An absolutely stunning view of a lightning bolt striking the ground was caught by Joey Hammon on Saturday afternoon. According to Joey, from where he was the strike is likely near the end of Lakeshore drive in Scottsboro.
To get an expert’s insight into the event, we reached out to lightning researcher Dr. Chris Schultz. According to Dr. Schultz this is likely a negative flash, based on our climatology and its structure:
“The branched structure is the stepped leader trying to find the easiest path to ground.”
He also noted that this photo is a great example of why it’s important to seek shelter for the entire duration of a storm, not only when it is raining:
“most folks that are struck and injured/killed by lightning are hit while it is not raining”

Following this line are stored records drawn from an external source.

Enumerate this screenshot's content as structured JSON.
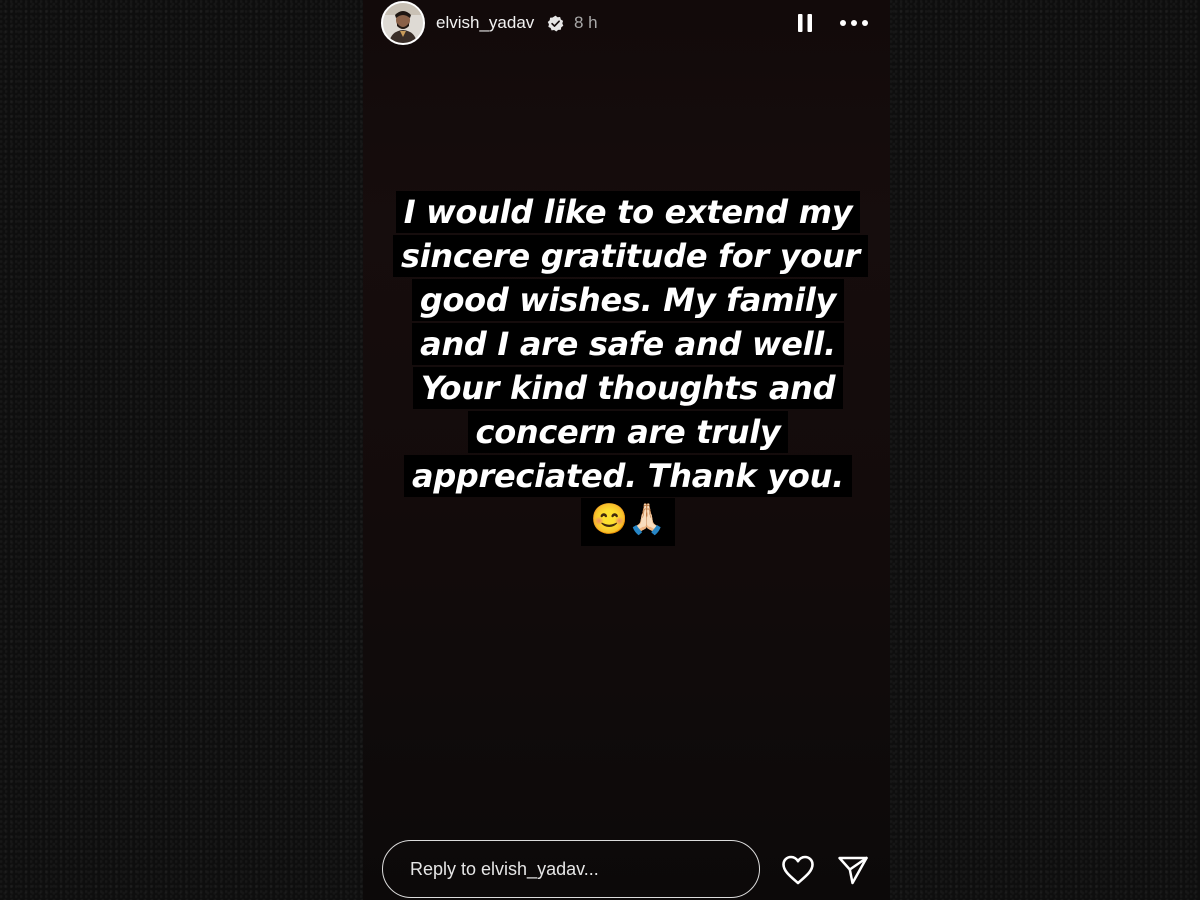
{
  "story": {
    "username": "elvish_yadav",
    "time": "8 h",
    "message": "I would like to extend my sincere gratitude for your good wishes. My family and I are safe and well. Your kind thoughts and concern are truly appreciated. Thank you.",
    "emojis": "😊🙏🏻"
  },
  "icons": {
    "verified": "verified-badge-icon",
    "pause": "pause-icon",
    "more": "more-options-icon",
    "heart": "heart-icon",
    "send": "send-icon"
  },
  "reply": {
    "placeholder": "Reply to elvish_yadav..."
  },
  "colors": {
    "background": "#0e0e0e",
    "story_background": "#140c0c",
    "text_highlight": "#000000",
    "text": "#ffffff"
  }
}
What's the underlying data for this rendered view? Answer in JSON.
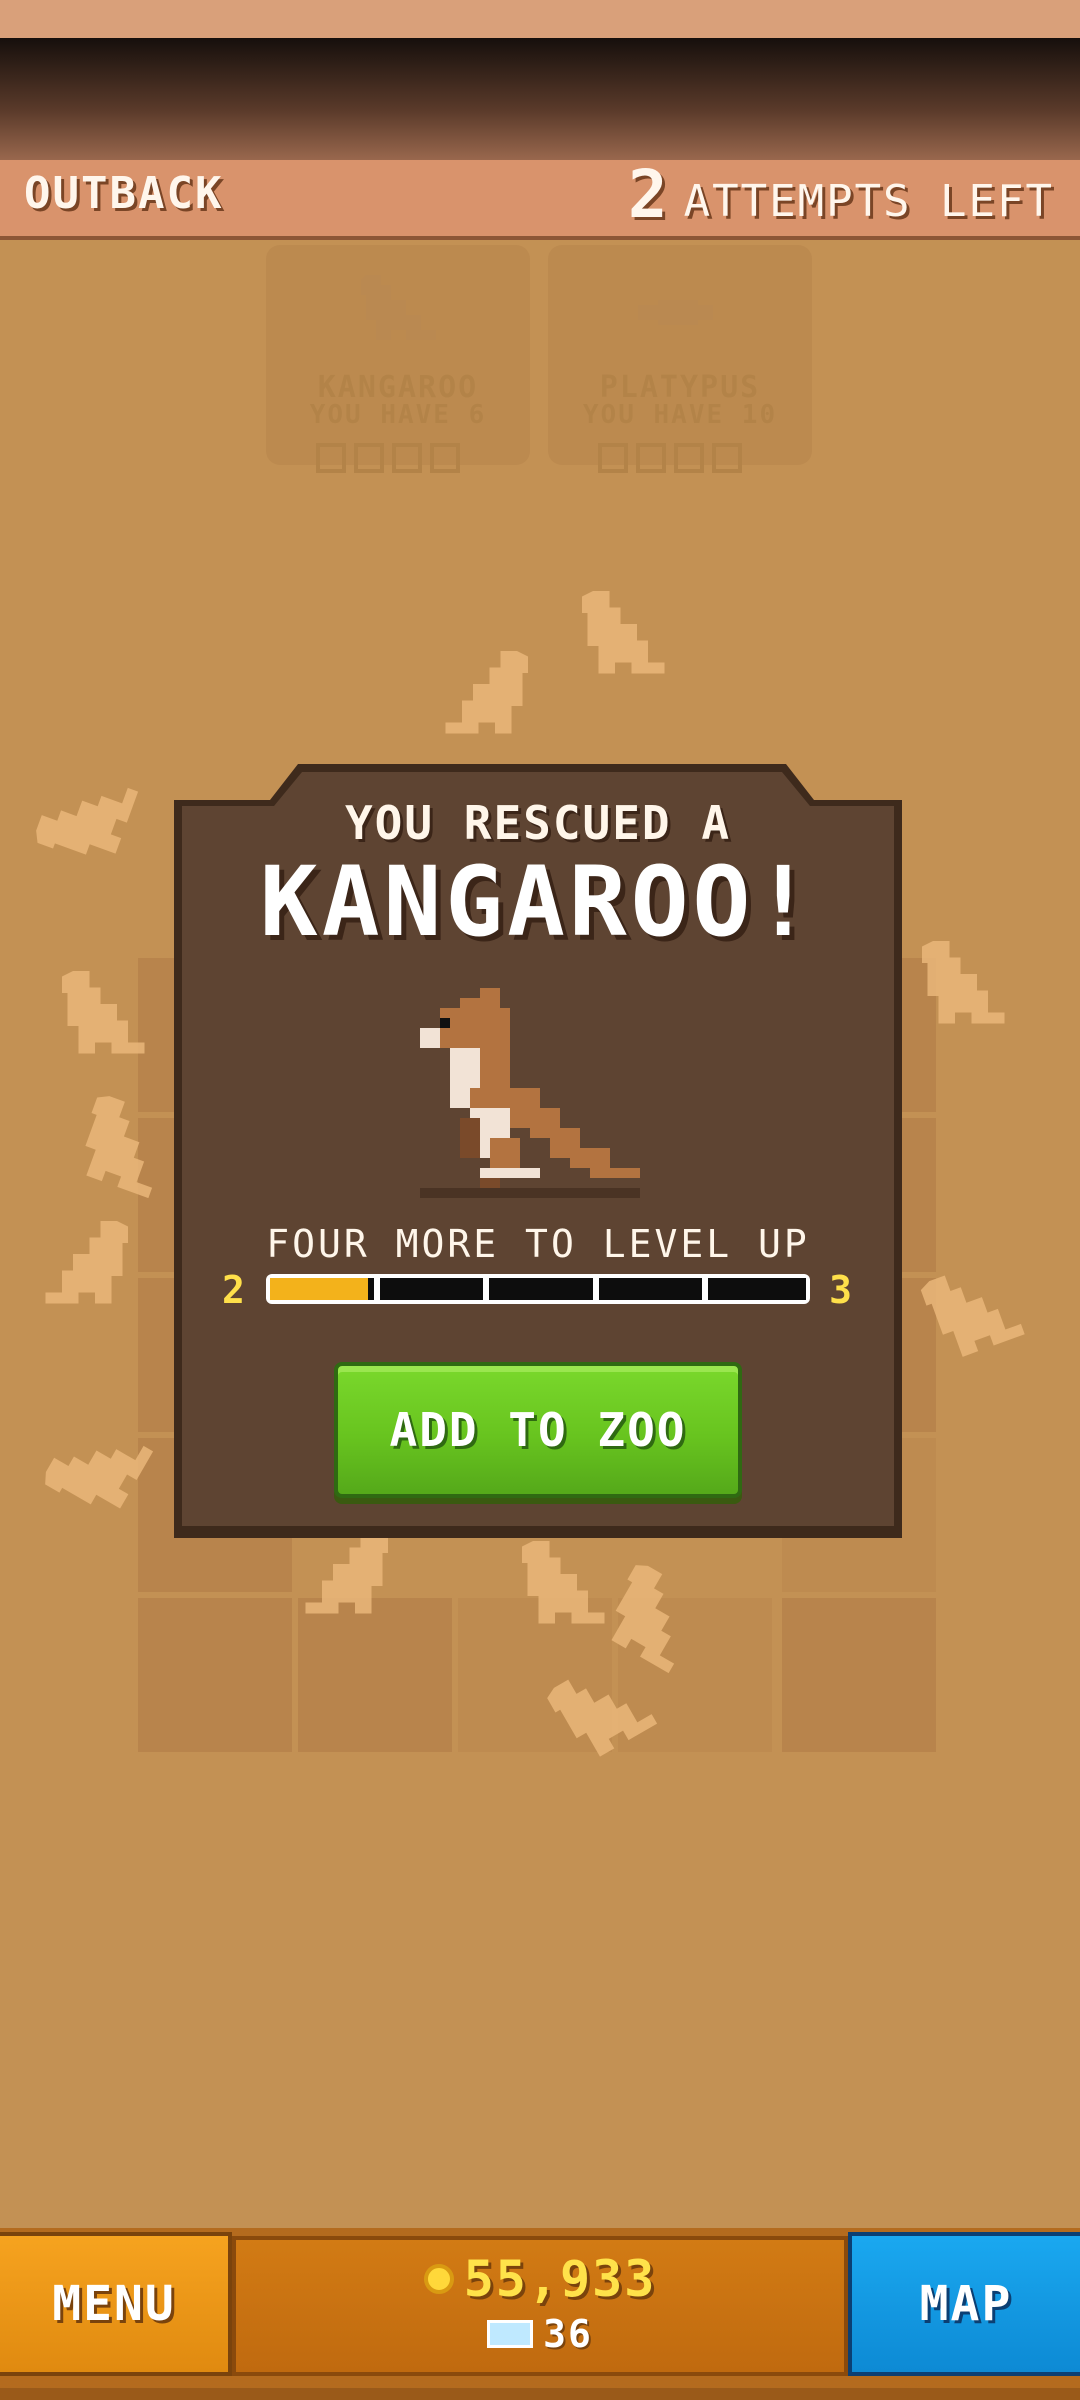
{
  "header": {
    "location": "OUTBACK",
    "attempts_count": "2",
    "attempts_label": "ATTEMPTS LEFT"
  },
  "background_cards": [
    {
      "name": "KANGAROO",
      "have": "YOU HAVE 6"
    },
    {
      "name": "PLATYPUS",
      "have": "YOU HAVE 10"
    }
  ],
  "modal": {
    "line1": "YOU RESCUED A",
    "line2": "KANGAROO!",
    "level_text": "FOUR MORE TO LEVEL UP",
    "level_from": "2",
    "level_to": "3",
    "progress": {
      "filled_segments": 1,
      "total_segments": 5
    },
    "add_button": "ADD TO ZOO",
    "icon": "kangaroo-pixel-art"
  },
  "bottom_bar": {
    "menu_label": "MENU",
    "coins": "55,933",
    "gems": "36",
    "map_label": "MAP"
  },
  "colors": {
    "background": "#c39154",
    "modal": "#5e4432",
    "add_button": "#6ccb22",
    "menu_button": "#f0991a",
    "map_button": "#1aa0e6",
    "progress_fill": "#f3b21b"
  }
}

A graph from NOAA depicts this by comparing the actual lightning risk to our exposure to that risk.
Most lightning casualties occur as a storm is either approaching or departing. This is because as the storm approaches people wait too long to seek shelter, and then as the storm departs people leave their shelter too soon. You should seek shelter as soon as you know a storm is near -whether it’s because you can see the skies darkening or you can hear thunder in the distance.

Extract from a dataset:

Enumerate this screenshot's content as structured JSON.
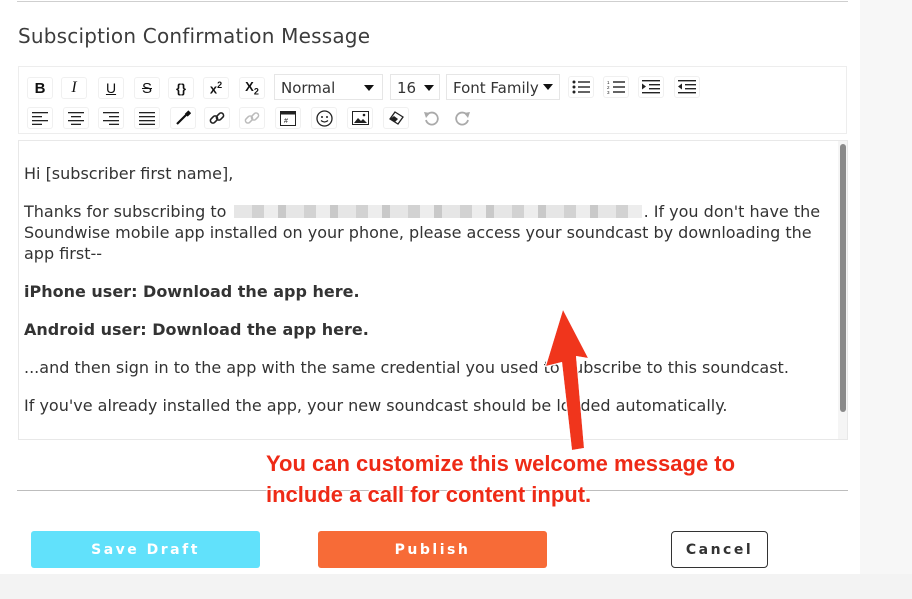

How long should you shelter from a storm for? Lightning can strike up to 15 miles away from the parent storm, so you want to have at least that amount of distance between you and the storm.

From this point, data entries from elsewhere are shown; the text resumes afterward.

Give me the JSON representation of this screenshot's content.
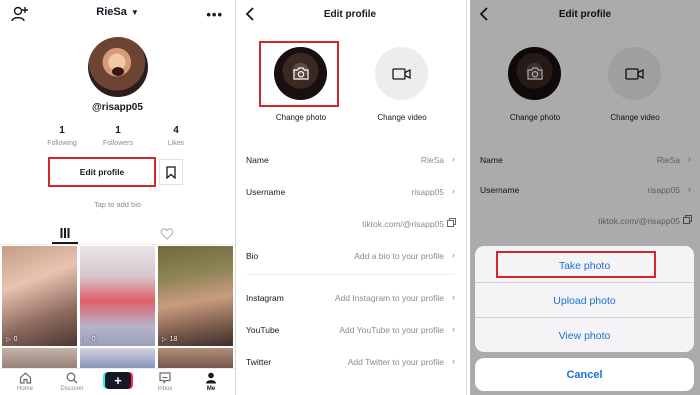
{
  "profile": {
    "username": "RieSa",
    "handle": "@risapp05",
    "stats": [
      {
        "value": "1",
        "label": "Following"
      },
      {
        "value": "1",
        "label": "Followers"
      },
      {
        "value": "4",
        "label": "Likes"
      }
    ],
    "edit_button": "Edit profile",
    "bio_hint": "Tap to add bio",
    "videos": [
      {
        "views": "0"
      },
      {
        "views": "0"
      },
      {
        "views": "18"
      }
    ],
    "nav": [
      {
        "label": "Home",
        "icon": "home-icon"
      },
      {
        "label": "Discover",
        "icon": "search-icon"
      },
      {
        "label": "",
        "icon": "plus-icon"
      },
      {
        "label": "Inbox",
        "icon": "inbox-icon"
      },
      {
        "label": "Me",
        "icon": "person-icon"
      }
    ]
  },
  "edit_profile": {
    "title": "Edit profile",
    "change_photo": "Change photo",
    "change_video": "Change video",
    "fields": [
      {
        "label": "Name",
        "value": "RieSa"
      },
      {
        "label": "Username",
        "value": "risapp05"
      },
      {
        "label": "",
        "value": "tiktok.com/@risapp05"
      },
      {
        "label": "Bio",
        "value": "Add a bio to your profile"
      },
      {
        "label": "Instagram",
        "value": "Add Instagram to your profile"
      },
      {
        "label": "YouTube",
        "value": "Add YouTube to your profile"
      },
      {
        "label": "Twitter",
        "value": "Add Twitter to your profile"
      }
    ]
  },
  "action_sheet": {
    "title": "Edit profile",
    "change_photo": "Change photo",
    "change_video": "Change video",
    "fields": [
      {
        "label": "Name",
        "value": "RieSa"
      },
      {
        "label": "Username",
        "value": "risapp05"
      },
      {
        "label": "",
        "value": "tiktok.com/@risapp05"
      }
    ],
    "options": [
      "Take photo",
      "Upload photo",
      "View photo"
    ],
    "cancel": "Cancel"
  },
  "colors": {
    "highlight": "#d7262a",
    "ios_blue": "#1f6fd1",
    "text": "#161823",
    "muted": "#8a8b91"
  }
}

You can opt into receiving alerts for lightning up to 15 miles away using the Live Alert 19 app.